The paper focuses on the valuation of caps, floors, and collars in a contingent claim framework under continuous time. These instruments are interpreted as options on traded zero coupon bonds. The bond prices themselves are used as the underlying stochastic variables. This has the advantage that we end up with closed form solutions which are easy to compute. Special attention is devoted to the choice of the stochastic process appropriate for the price dynamics of the underlying zero coupon bonds.

Path Dependent Options: The Case of Lookback Options

Pages: 1893-1907  |  Published: 12/1991  |  DOI: 10.1111/j.1540-6261.1991.tb04648.x  |  Cited by: 119


Lookback options are path dependent contingent claims whose payoffs depend on the extrema of a given security's price over a certain period of time. Using probabilistic tools, we derive explicit formulas for various European lookback options, and provide some results about their American counterparts.

New Evidence on The January Effect Before Personal Income Taxes

Pages: 1909-1924  |  Published: 12/1991  |  DOI: 10.1111/j.1540-6261.1991.tb04649.x  |  Cited by: 40


We examine the returns of stocks in Cowles Industrial Index before and after the introduction of personal income taxes in 1917. This is distinct from earlier studies because we cross‐sectionally analyze the relationship between the returns of the individual stocks and measures of tax‐loss selling potential and size. We find that excess returns at the turn‐of‐the‐year and for the month of January were not significant until after 1917. These results provide strong support for the tax‐loss selling hypothesis as an explanation for the January seasonal in the returns of small firms.

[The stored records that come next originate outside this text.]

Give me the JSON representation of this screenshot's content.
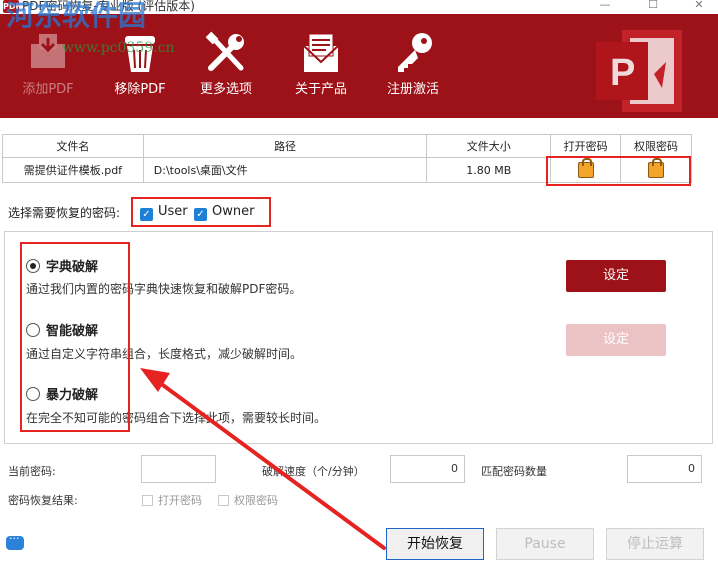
{
  "window": {
    "title": "PDF密码恢复-专业版 (评估版本)",
    "app_icon_text": "PDF",
    "watermark": "河东软件园",
    "watermark_url": "www.pc0359.cn",
    "minimize": "—",
    "maximize": "☐",
    "close": "✕"
  },
  "colors": {
    "brand": "#9c1218",
    "accent_blue": "#1d7fd6",
    "highlight_red": "#e52421",
    "lock": "#f3a52b"
  },
  "toolbar": {
    "items": [
      {
        "label": "添加PDF",
        "icon": "folder-add-icon",
        "enabled": false
      },
      {
        "label": "移除PDF",
        "icon": "trash-icon",
        "enabled": true
      },
      {
        "label": "更多选项",
        "icon": "tools-icon",
        "enabled": true
      },
      {
        "label": "关于产品",
        "icon": "envelope-icon",
        "enabled": true
      },
      {
        "label": "注册激活",
        "icon": "key-icon",
        "enabled": true
      }
    ],
    "logo_icon": "powerpoint-logo-icon"
  },
  "file_table": {
    "headers": [
      "文件名",
      "路径",
      "文件大小",
      "打开密码",
      "权限密码"
    ],
    "rows": [
      {
        "name": "需提供证件模板.pdf",
        "path": "D:\\tools\\桌面\\文件",
        "size": "1.80 MB",
        "open_icon": "lock-icon",
        "perm_icon": "lock-icon"
      }
    ]
  },
  "password_type": {
    "label": "选择需要恢复的密码:",
    "user": {
      "label": "User",
      "checked": true
    },
    "owner": {
      "label": "Owner",
      "checked": true
    }
  },
  "methods": [
    {
      "title": "字典破解",
      "desc": "通过我们内置的密码字典快速恢复和破解PDF密码。",
      "selected": true,
      "button": "设定",
      "button_enabled": true
    },
    {
      "title": "智能破解",
      "desc": "通过自定义字符串组合，长度格式，减少破解时间。",
      "selected": false,
      "button": "设定",
      "button_enabled": false
    },
    {
      "title": "暴力破解",
      "desc": "在完全不知可能的密码组合下选择此项，需要较长时间。",
      "selected": false
    }
  ],
  "status": {
    "current_password_label": "当前密码:",
    "current_password_value": "",
    "speed_label": "破解速度（个/分钟）",
    "speed_value": "0",
    "match_count_label": "匹配密码数量",
    "match_count_value": "0",
    "result_label": "密码恢复结果:",
    "result_open": "打开密码",
    "result_perm": "权限密码"
  },
  "buttons": {
    "start": "开始恢复",
    "pause": "Pause",
    "stop": "停止运算"
  },
  "chat_icon": "chat-bubble-icon"
}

The Valuation Effects of Private Placements of Convertible Debt

Pages: 1925-1932  |  Published: 12/1991  |  DOI: 10.1111/j.1540-6261.1991.tb04650.x  |  Cited by: 16


Share price reactions to announcements of 61 private placements of convertible debt securities are investigated and a significant positive average abnormal return of 1.80% is documented. This unique result contrasts with the negative average abnormal return associated with public sales of convertible debt securities. The positive effect on common shareholders' wealth appears to be related to the relative size of the private issue and unrelated to the degree to which the convertible bond is “out‐of‐the‐money” at issuance.

A Tax‐Tax Clientele for Inde‐linked Bonds: A Comment

Pages: 1933-1936  |  Published: 12/1991  |  DOI: 10.1111/j.1540-6261.1991.tb04651.x  |  Cited by: 1


This comment describes the U.S. federal income tax treatment of corporate bonds that are indexed for inflation and argues that these bonds do not have a tax‐tax clientele in the United States.

Book Reviews

Pages: 1937-1948  |  Published: 12/1991  |  DOI: 10.1111/j.1540-6261.1991.tb04652.x  |  Cited by: 0

Book reviewed in this article:


Pages: 1949-1950  |  Published: 12/1991  |  DOI: 10.1111/j.1540-6261.1991.tb04653.x  |  Cited by: 0


Pages: 1951-1956  |  Published: 12/1991  |  DOI: 10.1111/j.1540-6261.1991.tb00658.x  |  Cited by: 0